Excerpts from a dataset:
■ ■ ■ ■ ■
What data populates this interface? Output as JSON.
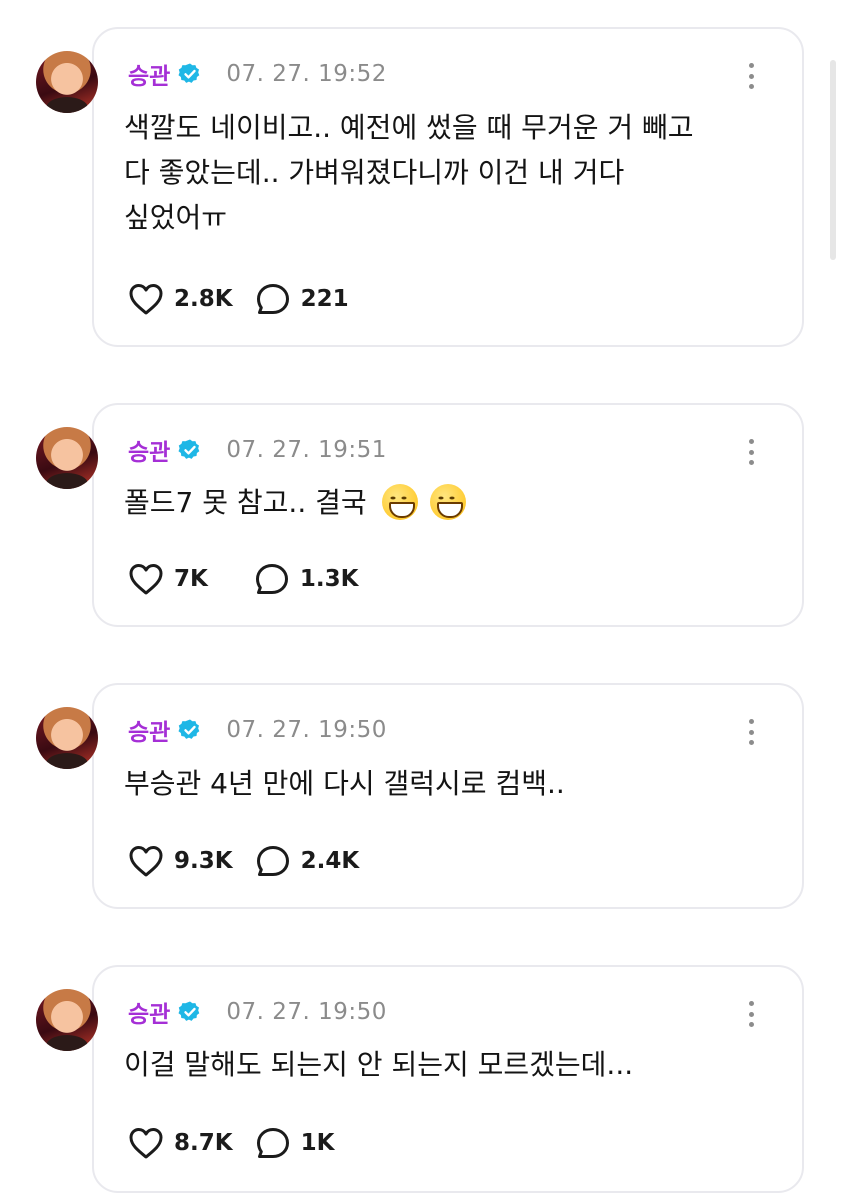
{
  "posts": [
    {
      "username": "승관",
      "timestamp": "07. 27. 19:52",
      "text": "색깔도 네이비고.. 예전에 썼을 때 무거운 거 빼고\n다 좋았는데.. 가벼워졌다니까 이건 내 거다\n싶었어ㅠ",
      "emoji_count": 0,
      "likes": "2.8K",
      "replies": "221"
    },
    {
      "username": "승관",
      "timestamp": "07. 27. 19:51",
      "text": "폴드7 못 참고.. 결국 ",
      "emoji_count": 2,
      "likes": "7K",
      "replies": "1.3K"
    },
    {
      "username": "승관",
      "timestamp": "07. 27. 19:50",
      "text": "부승관 4년 만에 다시 갤럭시로 컴백..",
      "emoji_count": 0,
      "likes": "9.3K",
      "replies": "2.4K"
    },
    {
      "username": "승관",
      "timestamp": "07. 27. 19:50",
      "text": "이걸 말해도 되는지 안 되는지 모르겠는데...",
      "emoji_count": 0,
      "likes": "8.7K",
      "replies": "1K"
    }
  ],
  "icons": {
    "verified": "verified-badge-icon",
    "like": "heart-icon",
    "reply": "speech-bubble-icon",
    "more": "more-vertical-icon",
    "emoji": "grinning-face-emoji"
  },
  "colors": {
    "username": "#a52fd6",
    "verified": "#1fb7e6",
    "timestamp": "#8b8b8b",
    "border": "#e9e9ee"
  }
}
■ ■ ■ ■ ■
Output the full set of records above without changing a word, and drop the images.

What data populates this interface? Output as JSON.
{
  "posts": [
    {
      "username": "승관",
      "timestamp": "07. 27. 19:52",
      "text": "색깔도 네이비고.. 예전에 썼을 때 무거운 거 빼고\n다 좋았는데.. 가벼워졌다니까 이건 내 거다\n싶었어ㅠ",
      "emoji_count": 0,
      "likes": "2.8K",
      "replies": "221"
    },
    {
      "username": "승관",
      "timestamp": "07. 27. 19:51",
      "text": "폴드7 못 참고.. 결국 ",
      "emoji_count": 2,
      "likes": "7K",
      "replies": "1.3K"
    },
    {
      "username": "승관",
      "timestamp": "07. 27. 19:50",
      "text": "부승관 4년 만에 다시 갤럭시로 컴백..",
      "emoji_count": 0,
      "likes": "9.3K",
      "replies": "2.4K"
    },
    {
      "username": "승관",
      "timestamp": "07. 27. 19:50",
      "text": "이걸 말해도 되는지 안 되는지 모르겠는데...",
      "emoji_count": 0,
      "likes": "8.7K",
      "replies": "1K"
    }
  ],
  "icons": {
    "verified": "verified-badge-icon",
    "like": "heart-icon",
    "reply": "speech-bubble-icon",
    "more": "more-vertical-icon",
    "emoji": "grinning-face-emoji"
  },
  "colors": {
    "username": "#a52fd6",
    "verified": "#1fb7e6",
    "timestamp": "#8b8b8b",
    "border": "#e9e9ee"
  }
}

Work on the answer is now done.